Resin Epoxy and wood - a combination that lasts
Posted by faessi1 on July 7th, 2019
Epoxy resin and wood - how does it fit together?
Epoxy resin and wood go together perfectly. Wrapping wood with a layer of epoxy resin is easy and gives the wood a beautiful coating that accentuates the colour of the wood and makes the grain shine.
Different properties of resin products
Epoxy resin or resin is a two-component material that cures within a few hours when mixed together and can then be cut, ground and polished. In contrast to polyester resins and polyurethane resins, the epoxy resin shrinks significantly less during curing. All other products can therefore become detached from the wood by shrinking after a few hours or days and are therefore not suitable. Epoxidharz Holz is for example a very good brand for this. There are products for different applications and here it is important to choose the right product.

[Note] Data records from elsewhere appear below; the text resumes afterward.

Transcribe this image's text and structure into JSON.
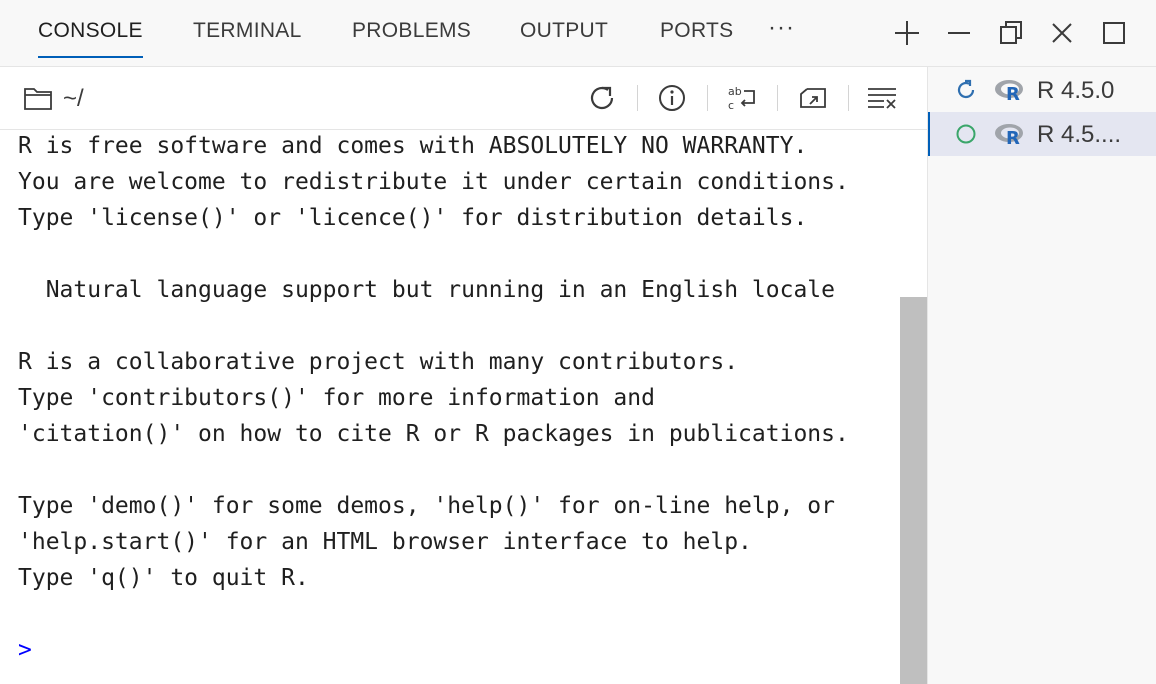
{
  "tabs": [
    {
      "label": "CONSOLE",
      "active": true
    },
    {
      "label": "TERMINAL",
      "active": false
    },
    {
      "label": "PROBLEMS",
      "active": false
    },
    {
      "label": "OUTPUT",
      "active": false
    },
    {
      "label": "PORTS",
      "active": false
    }
  ],
  "more_label": "···",
  "window_controls": [
    "plus-icon",
    "minimize-icon",
    "restore-icon",
    "close-icon",
    "maximize-icon"
  ],
  "console_header": {
    "path": "~/",
    "icons": [
      "folder-icon",
      "refresh-icon",
      "info-icon",
      "word-wrap-icon",
      "open-in-editor-icon",
      "clear-console-icon"
    ]
  },
  "console_lines": [
    "R is free software and comes with ABSOLUTELY NO WARRANTY.",
    "You are welcome to redistribute it under certain conditions.",
    "Type 'license()' or 'licence()' for distribution details.",
    "",
    "  Natural language support but running in an English locale",
    "",
    "R is a collaborative project with many contributors.",
    "Type 'contributors()' for more information and",
    "'citation()' on how to cite R or R packages in publications.",
    "",
    "Type 'demo()' for some demos, 'help()' for on-line help, or",
    "'help.start()' for an HTML browser interface to help.",
    "Type 'q()' to quit R."
  ],
  "prompt": ">",
  "sessions": [
    {
      "label": "R 4.5.0",
      "state": "restarting",
      "selected": false
    },
    {
      "label": "R 4.5....",
      "state": "idle",
      "selected": true
    }
  ],
  "colors": {
    "accent": "#005fb8",
    "prompt": "#0000ff",
    "restart_icon": "#2f6fb0",
    "idle_icon": "#3aa66a",
    "r_logo_blue": "#2266b8",
    "r_logo_gray": "#a0a4aa"
  }
}
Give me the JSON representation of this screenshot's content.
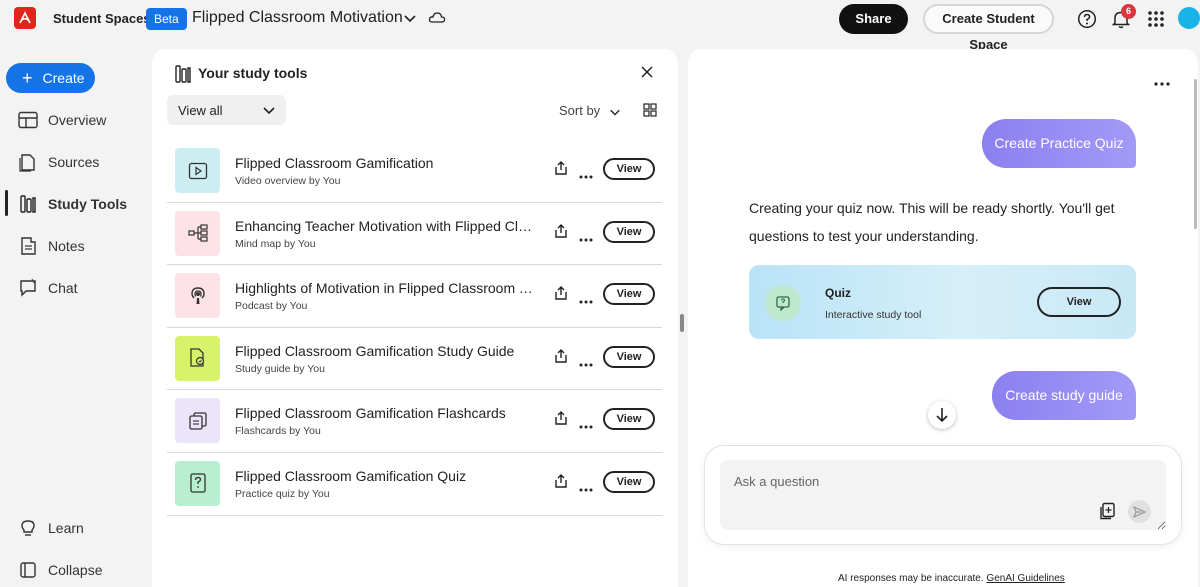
{
  "header": {
    "app_name": "Student Spaces",
    "beta_label": "Beta",
    "space_title": "Flipped Classroom Motivation",
    "share_label": "Share",
    "create_space_label": "Create Student Space",
    "notification_count": "6"
  },
  "sidebar": {
    "create_label": "Create",
    "items": [
      {
        "label": "Overview",
        "icon": "overview-icon"
      },
      {
        "label": "Sources",
        "icon": "sources-icon"
      },
      {
        "label": "Study Tools",
        "icon": "study-tools-icon",
        "active": true
      },
      {
        "label": "Notes",
        "icon": "notes-icon"
      },
      {
        "label": "Chat",
        "icon": "chat-icon"
      }
    ],
    "learn_label": "Learn",
    "collapse_label": "Collapse"
  },
  "tools": {
    "title": "Your study tools",
    "filter_value": "View all",
    "sort_label": "Sort by",
    "view_label": "View",
    "items": [
      {
        "title": "Flipped Classroom Gamification",
        "subtitle": "Video overview by You",
        "icon": "video-icon",
        "color": "#cdeef0"
      },
      {
        "title": "Enhancing Teacher Motivation with Flipped Classroom",
        "subtitle": "Mind map by You",
        "icon": "mind-map-icon",
        "color": "#fde3e8"
      },
      {
        "title": "Highlights of Motivation in Flipped Classroom Teaching",
        "subtitle": "Podcast by You",
        "icon": "podcast-icon",
        "color": "#fde3e8"
      },
      {
        "title": "Flipped Classroom Gamification Study Guide",
        "subtitle": "Study guide by You",
        "icon": "study-guide-icon",
        "color": "#d8f36a"
      },
      {
        "title": "Flipped Classroom Gamification Flashcards",
        "subtitle": "Flashcards by You",
        "icon": "flashcards-icon",
        "color": "#ebe4fb"
      },
      {
        "title": "Flipped Classroom Gamification Quiz",
        "subtitle": "Practice quiz by You",
        "icon": "quiz-icon",
        "color": "#b8efd0"
      }
    ]
  },
  "chat": {
    "user_message_1": "Create Practice Quiz",
    "ai_response": "Creating your quiz now. This will be ready shortly. You'll get questions to test your understanding.",
    "quiz_card": {
      "title": "Quiz",
      "subtitle": "Interactive study tool",
      "view_label": "View"
    },
    "user_message_2": "Create study guide",
    "input_placeholder": "Ask a question",
    "disclaimer": "AI responses may be inaccurate.",
    "guidelines_link": "GenAI Guidelines"
  }
}
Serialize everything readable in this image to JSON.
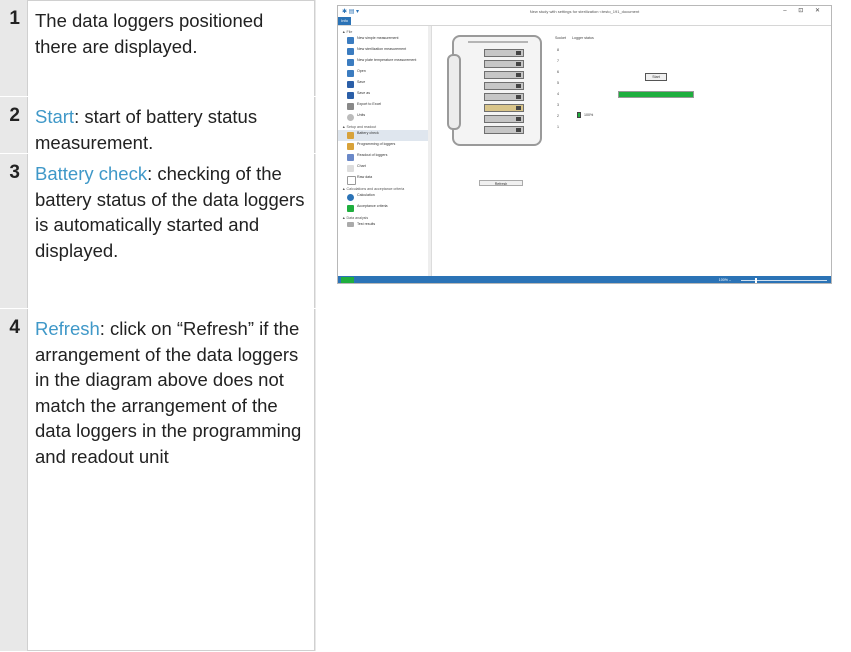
{
  "steps": [
    {
      "number": "1",
      "text": "The data loggers positioned there are displayed."
    },
    {
      "number": "2",
      "keyword": "Start",
      "text": ": start of battery status measurement."
    },
    {
      "number": "3",
      "keyword": "Battery check",
      "text": ": checking of the battery status of the data loggers is automatically started and displayed."
    },
    {
      "number": "4",
      "keyword": "Refresh",
      "text": ": click on “Refresh” if the arrangement of the data loggers in the diagram above does not match the arrangement of the data loggers in the programming and readout unit"
    }
  ],
  "screenshot": {
    "window_title": "New study with settings for sterilization <testo_191_document",
    "info_tab": "Info",
    "window_controls": "– ⊡ ✕",
    "menu": {
      "file_section": "▲ File",
      "file_items": [
        "New simple measurement",
        "New sterilization measurement",
        "New plate temperature measurement",
        "Open",
        "Save",
        "Save as",
        "Export to Excel",
        "Units"
      ],
      "setup_section": "▲ Setup and readout",
      "setup_items": [
        "Battery check",
        "Programming of loggers",
        "Readout of loggers",
        "Chart",
        "Raw data"
      ],
      "calc_section": "▲ Calculations and acceptance criteria",
      "calc_items": [
        "Calculation",
        "Acceptance criteria"
      ],
      "analysis_section": "▲ Data analysis",
      "analysis_items": [
        "Test results"
      ]
    },
    "slot_header": "Socket",
    "logger_header": "Logger status",
    "slots": [
      "8",
      "7",
      "6",
      "5",
      "4",
      "3",
      "2",
      "1"
    ],
    "start_label": "Start",
    "refresh_label": "Refresh",
    "progress": 1.0,
    "battery_value": "100%",
    "zoom": "100%  –"
  },
  "colors": {
    "keyword": "#3f98c8",
    "accent": "#2b73b6",
    "progress": "#1fae3e"
  }
}
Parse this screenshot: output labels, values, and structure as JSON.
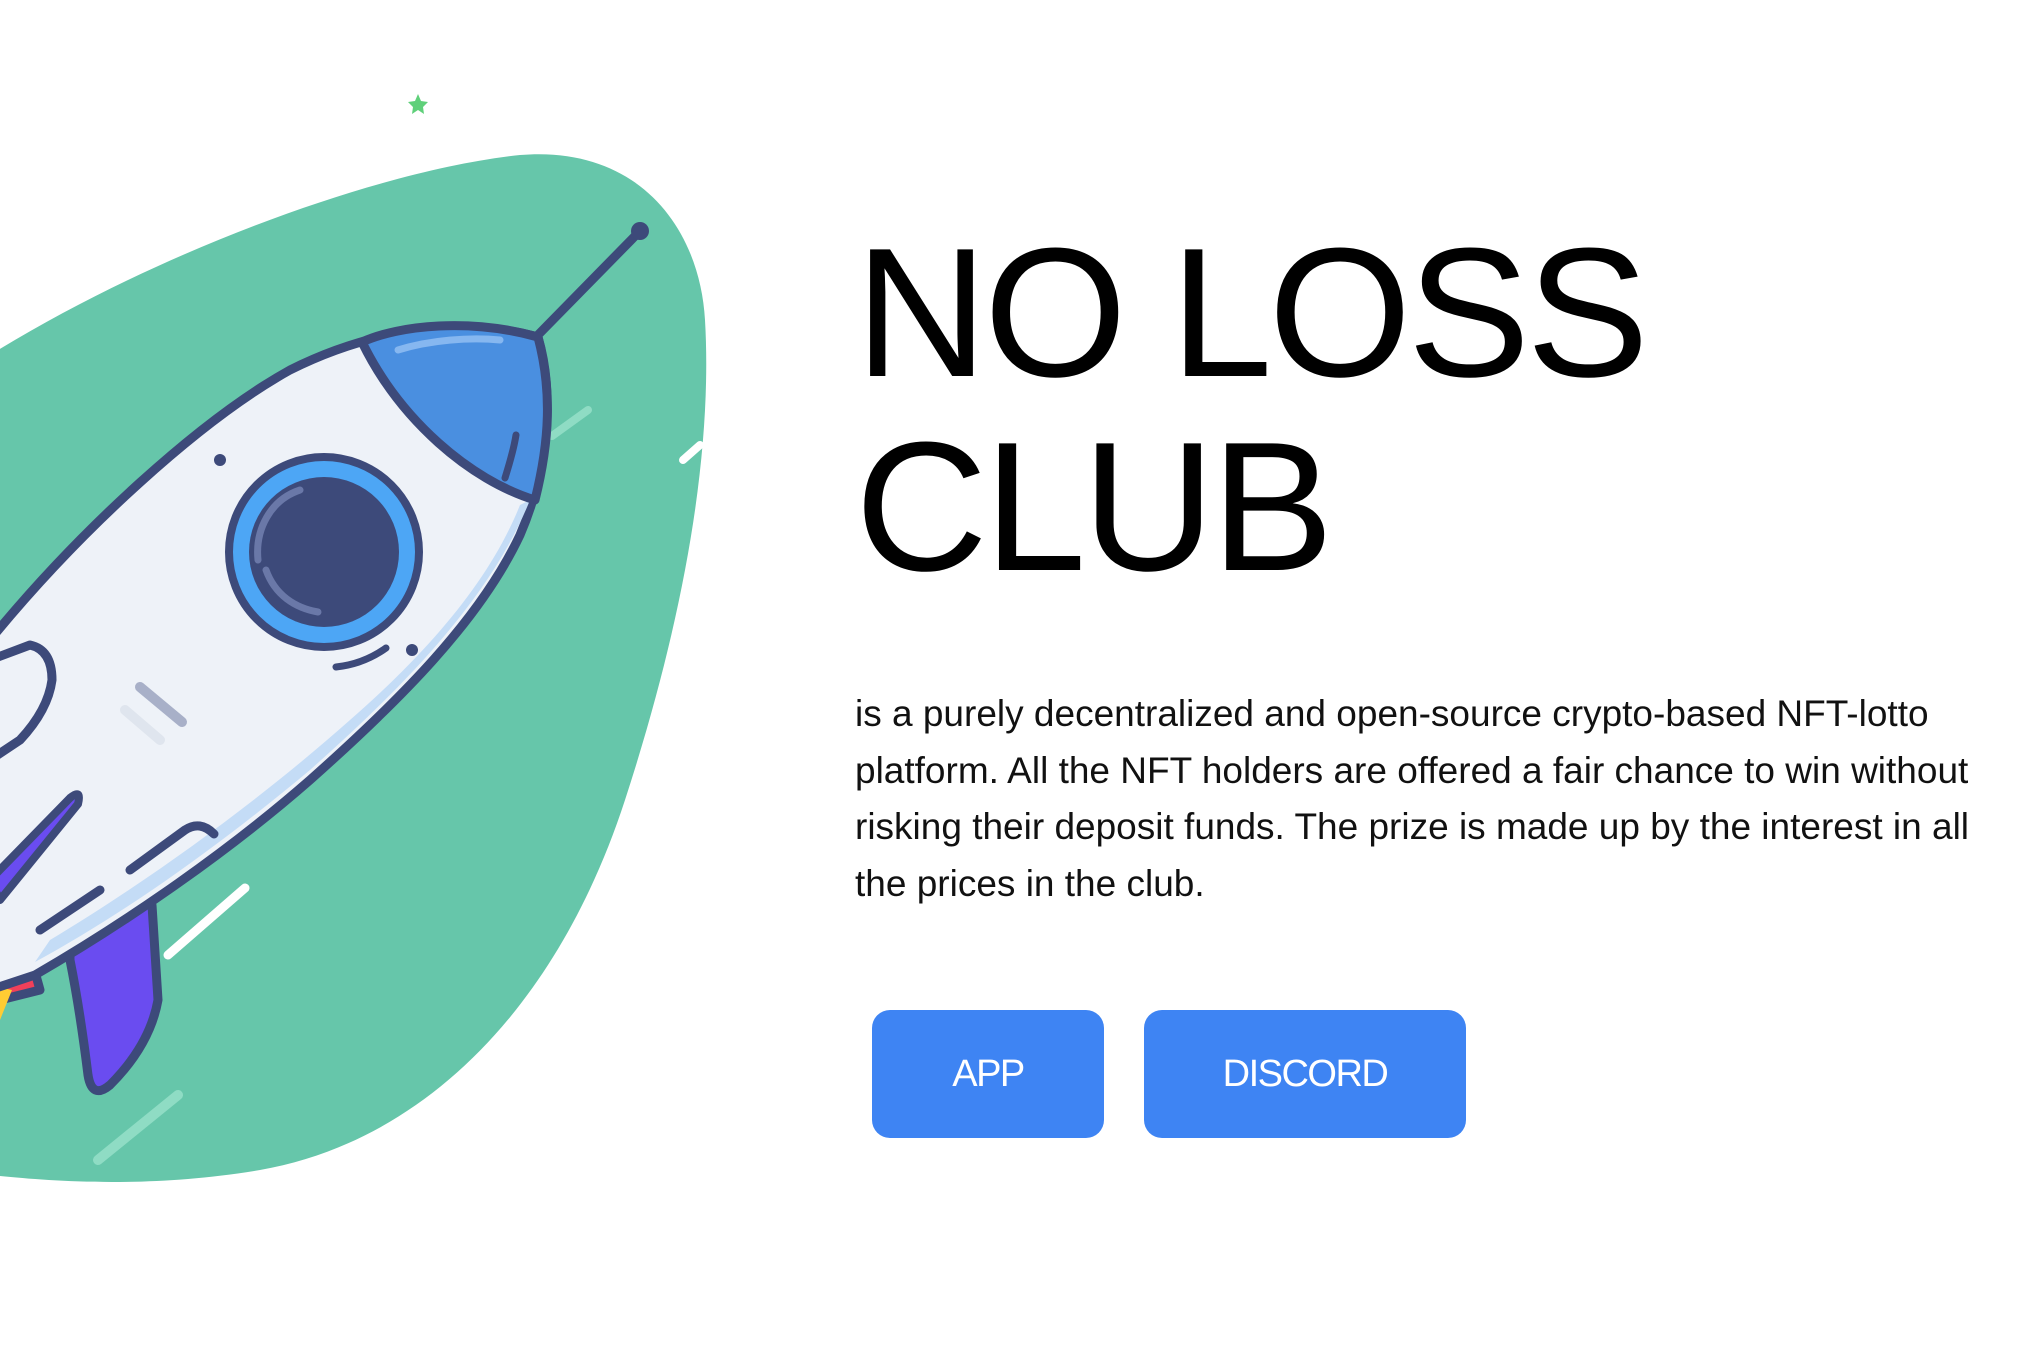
{
  "hero": {
    "title_line1": "NO LOSS",
    "title_line2": "CLUB",
    "description": "is a purely decentralized and open-source crypto-based NFT-lotto platform. All the NFT holders are offered a fair chance to win without risking their deposit funds. The prize is made up by the interest in all the prices in the club."
  },
  "actions": {
    "app_label": "APP",
    "discord_label": "DISCORD"
  },
  "illustration": {
    "icon": "rocket-icon",
    "colors": {
      "blob": "#66c6aa",
      "rocket_body": "#eef2f8",
      "rocket_nose": "#4a8fe0",
      "outline": "#3d4a7a",
      "flame": "#6a4cf0",
      "accent_red": "#f2405a"
    }
  },
  "colors": {
    "button": "#3e84f3",
    "text": "#000000",
    "background": "#ffffff"
  }
}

- Low viscosity epoxy resins for coating layers
- Viscous epoxy resins for molding or casting resin type images
Let's get started
The synthetic resin action can now begin with gloves on your hands. Mix the two components of the epoxy resin (resin and hardener) so that the liquid can cure later.
The exact mixing ratios are always determined by the manufacturer and must be strictly adhered to. Some manufacturers choose a 1:1 ratio between resin and hardener, others a 2:1 or even a 4:1 mixture.
Then carefully stir the liquid in your measuring cup with a wooden or plastic stick for at least one, preferably three minutes, until both substances have completely mixed with each other. Scratch several times with the stick along the edge and bottom of the measuring cup to stir in these parts carefully.
Pouring the epoxy resin onto the wood
Now pour the resin mixture centrally onto your wooden surface and distribute it carefully to all sides with a squeegee. Instead of a squeegee, you can also use a wooden stick or any other object that is suitable for pushing.
Depending on the manufacturer, the mass will start to become so viscous after about 30 to 60 minutes that you will hardly be able to work on it. Mixing and distributing the resin shouldn't take too long, but it shouldn't be hectic either.
Get out any bubbles of your resin
It is quite normal for bubbles to form on the wood when the epoxy resin is mixed, poured and distributed. As long as there are no larger inclusions, this is not a problem. Now pick up the flame burner and move the flame carefully and with circular movements from a safe distance towards the surface bubbles.
The flame should never come into direct contact with the epoxy resin. A distance of 5 to 10 centimeters is usually sufficient to burst the bubbles with the heat of the flame without roasting the surface.
Move the flame burner quickly over your work and do not hold it at one point for long. It is best to guide them from one side to the other with precise, rapid movements.
Once you've done the rough work with the burner, you can use a toothpick to remove the last bubbles from the epoxy resin layer by briefly pricking it. When working with the toothpick, you can also pull small hairs, dust or fluff out of the epoxy resin, which can collect inside or on top of the epoxy resin during handicrafts. If you don't find any residue in your resin layer, the result will be the best.
Leave to dry
The resin must cure for at least 24 hours until the last residue has dried. To ensure that nothing disturbs the surface during this time, you should cover the wood with a board. The board can be made of plastic as well as cardboard - it is important that it is very close to the epoxy resin layer without touching it, so that no lint or dirt will land on it.
The exact drying time again depends on the components of the mixture and the thickness of the resin layer. For more information, contact the resin manufacturer of your choice.
Usually, the resin is completely cured after 72 hours at the latest, so you can hang or set up your artwork at the latest.